Finally, my celebration of Christmas night/ day.
Christmas Eve, there were some problems with the chicken (which was being cooked in a store- Ecuadorians and their complexes with using ovens!). It was supposed to be ready for us to pick up at 6:30, but it wasn’t ready until about 11 pm. While we waited, we relaxed with the family, drank some wine that I had bought (gosh, I miss red wine!), and… I slept a little.
Finally, the chicken arrived (“Wake up, Tricia!”). Even though it was a Saturday, I had woken up at 5:30, since my body is used to that now, so I was exhausted and felt more like sleeping than eating a huge meal, but I ate what I could. Here’s my plate:
We sat around the table, enjoying the highly anticipated chicken, for about thirty minutes. Then, afraid I would fall asleep into my plate, I tried excusing myself and going to bed. “No, we still have to open the presents!” I was sure we were going to open them the morning of Christmas, not Christmas Eve! “Really? We’re doing that tonight?” “Yes!”
So, we were up until about 12:30, opening presents. Here, the presents were much less of a big deal than they are in the US. In addition to baking, I gave Reyna and Anita Julia framed pictures that I had taken of their family- they loved this. I liked that being together was a more important part of the holiday than buying presents the receivers would be awed and delighted by. It reduced the pressure to spend a lot, but was equally wonderful and special. My favorite present was an Ecuador-made purse 🙂 After all the presents had been opened, we took a few pictures around the tree.

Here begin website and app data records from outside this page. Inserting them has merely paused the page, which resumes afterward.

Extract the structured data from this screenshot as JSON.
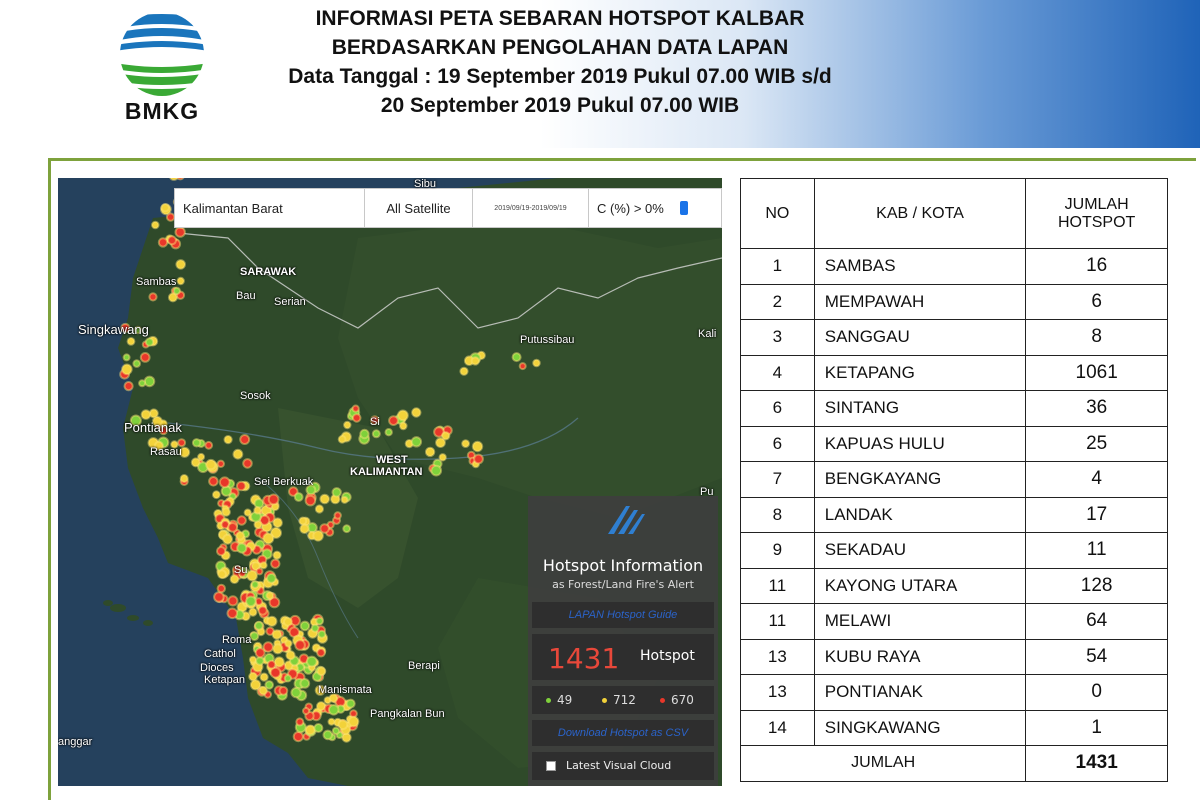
{
  "header": {
    "logo_text": "BMKG",
    "title_lines": [
      "INFORMASI PETA SEBARAN HOTSPOT KALBAR",
      "BERDASARKAN PENGOLAHAN DATA LAPAN",
      "Data Tanggal : 19 September  2019 Pukul 07.00 WIB s/d",
      "20 September 2019 Pukul 07.00 WIB"
    ]
  },
  "map": {
    "search": {
      "region": "Kalimantan Barat",
      "satellite": "All Satellite",
      "date_range": "2019/09/19-2019/09/19",
      "confidence": "C (%) > 0%"
    },
    "places": {
      "sibu": "Sibu",
      "sarawak": "SARAWAK",
      "bau": "Bau",
      "serian": "Serian",
      "sambas": "Sambas",
      "singkawang": "Singkawang",
      "putussibau": "Putussibau",
      "kali": "Kali",
      "sosok": "Sosok",
      "pontianak": "Pontianak",
      "rasau": "Rasau",
      "sintang": "Si",
      "sungai_berkuak": "Sei Berkuak",
      "west_kalimantan_1": "WEST",
      "west_kalimantan_2": "KALIMANTAN",
      "pu": "Pu",
      "sukadana": "Su",
      "roma_1": "Roma",
      "roma_2": "Cathol",
      "roma_3": "Dioces",
      "roma_4": "Ketapan",
      "berapi": "Berapi",
      "manismata": "Manismata",
      "pangkalan_bun": "Pangkalan Bun",
      "tanggar": "anggar"
    },
    "panel": {
      "title": "Hotspot Information",
      "subtitle": "as Forest/Land Fire's Alert",
      "guide_link": "LAPAN Hotspot Guide",
      "total_count": "1431",
      "total_label": "Hotspot",
      "low": "49",
      "medium": "712",
      "high": "670",
      "download_link": "Download Hotspot as CSV",
      "cloud_label": "Latest Visual Cloud"
    },
    "colors": {
      "low": "#7fd13b",
      "medium": "#f2d23a",
      "high": "#e8372a"
    }
  },
  "table": {
    "headers": {
      "no": "NO",
      "kab": "KAB / KOTA",
      "jumlah_1": "JUMLAH",
      "jumlah_2": "HOTSPOT"
    },
    "rows": [
      {
        "no": "1",
        "name": "SAMBAS",
        "value": "16"
      },
      {
        "no": "2",
        "name": "MEMPAWAH",
        "value": "6"
      },
      {
        "no": "3",
        "name": "SANGGAU",
        "value": "8"
      },
      {
        "no": "4",
        "name": "KETAPANG",
        "value": "1061"
      },
      {
        "no": "6",
        "name": "SINTANG",
        "value": "36"
      },
      {
        "no": "6",
        "name": "KAPUAS HULU",
        "value": "25"
      },
      {
        "no": "7",
        "name": "BENGKAYANG",
        "value": "4"
      },
      {
        "no": "8",
        "name": "LANDAK",
        "value": "17"
      },
      {
        "no": "9",
        "name": "SEKADAU",
        "value": "11"
      },
      {
        "no": "11",
        "name": "KAYONG UTARA",
        "value": "128"
      },
      {
        "no": "11",
        "name": "MELAWI",
        "value": "64"
      },
      {
        "no": "13",
        "name": "KUBU RAYA",
        "value": "54"
      },
      {
        "no": "13",
        "name": "PONTIANAK",
        "value": "0"
      },
      {
        "no": "14",
        "name": "SINGKAWANG",
        "value": "1"
      }
    ],
    "total_label": "JUMLAH",
    "total_value": "1431"
  }
}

By the time I finally went to bed that night, it was hard to sleep because there was some sort of concert in a nearby park, and speakers were blaring the music. There were also fireworks blasting, of course. It was definitely a different kind of Christmas. One I will always remember!